NJ Transit says all the trains had power and heat and the customers were okay.
Amtrak spokesman Cliff Cole says power was restored around 11:30 a.m. Wednesday after a three-hour stoppage.
Cole says delays have decreased for trains operating between Boston and Washington. Amtrak trains were running on schedule or close to it by 4:00 p.m., he said. But, when Nina Pineda checked the Penn Station boards at 6:00 p.m., the trains were still running up to an hour behind schedule.
Customers are urged to go to www.njtransit.com for the latest service information. Service information is also available by calling 973-275-5555.
For Amtrak information, go to, www.amtrak.com
A low-voltage reading originating in North Bergen, N.J., where trains go under the Hudson River en route to Manhattan, caused the problems.
Amtrak was investigating what caused the low voltage reading. Cole said trains can continue running at low voltage but are routinely moved to the nearest station to avoid the possibility of a larger power failure.
The stoppage stranded thousands of travelers on trains and in stations from Boston to Washington, D.C. Some commuters in New York and New Jersey were able to switch to subway trains in and out of the city, but others weren't as fortunate.
At Penn Station in New York City, travelers packed a waiting area, sitting on suitcases with bags of holiday gifts scattered around them on the floor. A display board showed grim news for every train.
Lyn Hunt and four family members had been traveling since Saturday - or trying to. Their trip to Newark from England had to be rerouted through Chicago because of the snowstorm that swept up the East Coast over the weekend.
The family then traveled by Amtrak from Chicago to New York, only to be delayed again Wednesday as they tried to take a train north.
"We've decided that our motto is adapt, improvise and overcome," Hunt said. "We don't know yet how we will adapt or overcome this."
Her answer came just before noon when an announcement crackled over the loudspeaker that power had been restored and trains would begin rolling again.
At Washington's Union Station, at least one train was announced as canceled and some passengers said they were told by Amtrak personnel that the problems were related to cold weather.
At Philadelphia's 30th Street Station, trains were delayed one to almost three hours, and frustrated holiday travelers gathered throughout the station.
Nicole West-Burns, who was getting off a southbound train, said Amtrak told her and other passengers getting on in Philadelphia on Wednesday morning that the doors were frozen shut.
In Trenton, a train bound for Vermont broke down and passengers were forced to move to an arriving Amtrak Keystone service train.
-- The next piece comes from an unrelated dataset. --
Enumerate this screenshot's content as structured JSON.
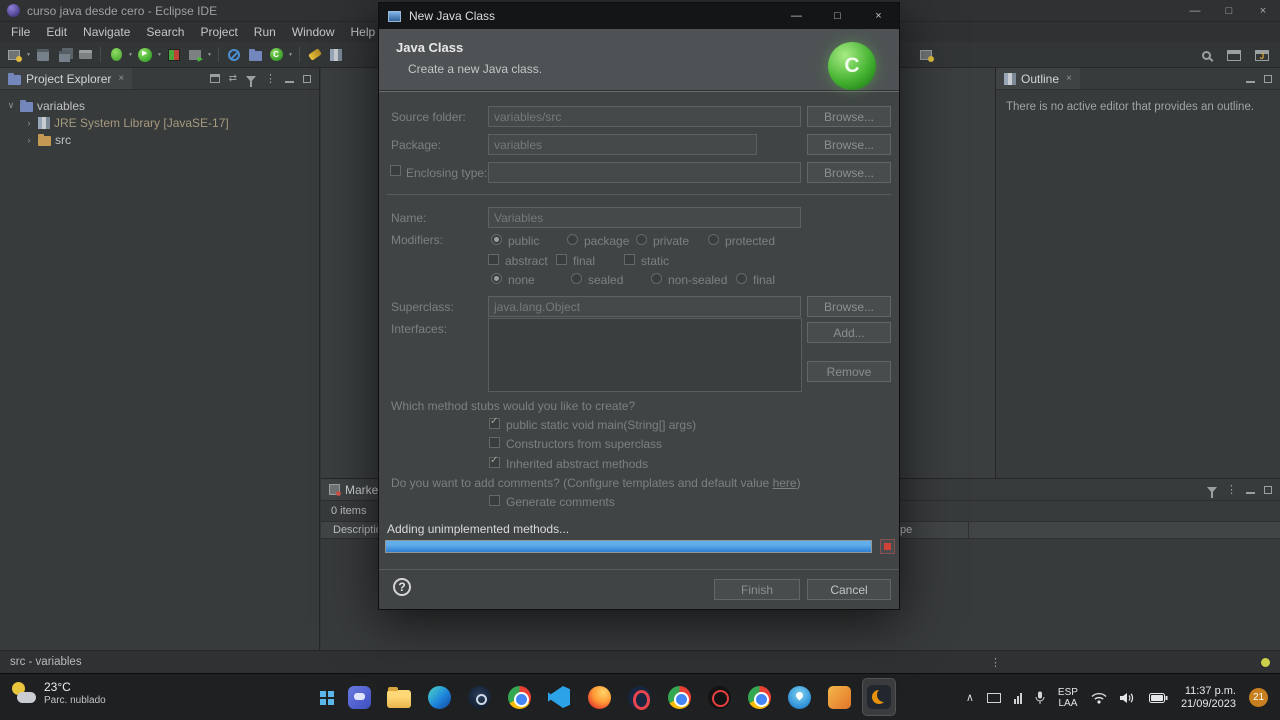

They were taken to New York City, where they would need to change trains again if they planned to continue north.
The delays came days after Amtrak sent out a news release touting its efficiency in moving travelers during last weekend's major snowstorm in the same region.
"Over the weekend Amtrak carried thousands of people to their destinations when others couldn't - and we did so safely," the release reads. "We accommodated numerous travelers who gave up on the airlines. ... Amtrak stepped up, met the challenge, and once again proved to be a vital transportation link."
(Information from the Associated Press was used in this article)